e Chai Group, an association that includes Catholics and non-Catholics, collects scrap to help the poor. The group marks its tenth anniversary of activity under the auspices of the Redemptorists of Mai Thôn (Saigon). Since its inception, it has branched out to other dioceses and parishes around the country. Its volunteers include non-Catholics.
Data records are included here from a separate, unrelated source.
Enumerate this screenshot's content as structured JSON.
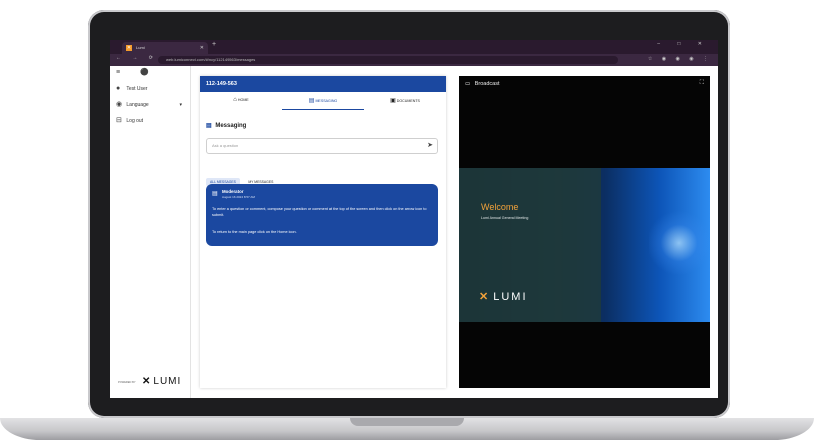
{
  "browser": {
    "tab_title": "Lumi",
    "url": "web.lumiconnect.com/#/ncy/112149563/messages",
    "new_tab_label": "+",
    "window_controls": "– □ ✕",
    "nav_controls": "← → ⟳",
    "extensions": "☆ ◉ ◉ ◉ ⋮"
  },
  "sidebar": {
    "user": "Test User",
    "language": "Language",
    "logout": "Log out",
    "powered_by": "POWERED BY",
    "brand": "LUMI"
  },
  "meeting": {
    "id": "112-149-563",
    "tabs": [
      {
        "label": "HOME",
        "icon": "home-icon"
      },
      {
        "label": "MESSAGING",
        "icon": "chat-icon"
      },
      {
        "label": "DOCUMENTS",
        "icon": "document-icon"
      }
    ],
    "section_title": "Messaging",
    "ask_placeholder": "Ask a question",
    "filters": [
      "ALL MESSAGES",
      "MY MESSAGES"
    ],
    "message": {
      "author": "Moderator",
      "time": "August 16 2024 8:57 AM",
      "line1": "To enter a question or comment, compose your question or comment at the top of the screen and then click on the arrow icon to submit.",
      "line2": "To return to the main page click on the Home icon."
    }
  },
  "broadcast": {
    "title": "Broadcast",
    "welcome": "Welcome",
    "subtitle": "Lumi Annual General Meeting",
    "logo_text": "LUMI"
  },
  "colors": {
    "accent": "#1b48a0",
    "brand_orange": "#f2a23a",
    "browser_frame": "#3b2841"
  }
}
Their action reflect Pope Francis’ call to defend nature and promote humankind.
A Vietnamese charity has been following Pope Francis’ Laudato si’ to protect nature and our common house.
For the past ten years, the Ve Chai Group” (Scrap group in Vietnamese) has collected discarded material and scrap metal to raise funds under the auspices of the Redemptorists of Mai Thôn, Ho Chi Minh City.
Their activity has become a model that has spread to other parishes and dioceses, especially in Hue, Hanoi, and especially their home base in Ho Chi Minh (ex Saigon). In fact, the ‘Saigon Ve Chai Group’ was set up on 17 October 2004 and is still one of the most important and active national branches.
Ms Theresa Nguyễn Thuy Duong is the group’s treasurer. She explained that every Sunday “we go out looking for discarded material and scrap metal.” After that, we sell it “to raise funds to help the poor and the needy, especially children.”
It is a good thing that “Young people think about the poor, raising awareness about the environment and the protection of life in all aspects of daily life,” said a proud and happy Fr Uy, from the Redemptorists in Saigon.
Mr Đặng Văn Điệp agrees. A non-Catholic member of the group, he decided to support the initiative promoted by the Vietnamese Church. “I participated for the first time in 2012 when I went to a meeting of the group,” he said, “and even though I could do little, this work is full of meaning.”
The group spread rapidly to many dioceses and parishes such as Hàng Xanh, thanks to the participation of students and young internal migrants, who live far from their families and villages.
Young people joined enthusiastically, collecting trash, scrap metal and discarded material. After sorting it, what was usable was sold and the money went to buy goods and gifts for the poor and children on special occasions like Christmas, Easter, and lunar New Year.
For most activists, the transition from “environmental protection” to fund raising for the poor was a natural progression. In the case of Hai Phong Diocese, the group launched a project to help at least 120 HIV children
In the past decade, “20 tonnes of scrap metal have been collected,” Fr Kien said. This has generated “3 billion dong (US$ 134,000) to fund charitable activities.”
“Work helps young people of the parish to express their love for life,” said Fr Joseph Ta Huy Hoàng, vicar of the parish of Tong Viet Bường (Ho Chi Minh City). “At the same time, it gives them the opportunity to become more aware of environmental issues and heed Pope Francis’ calls to defend nature and mankind.”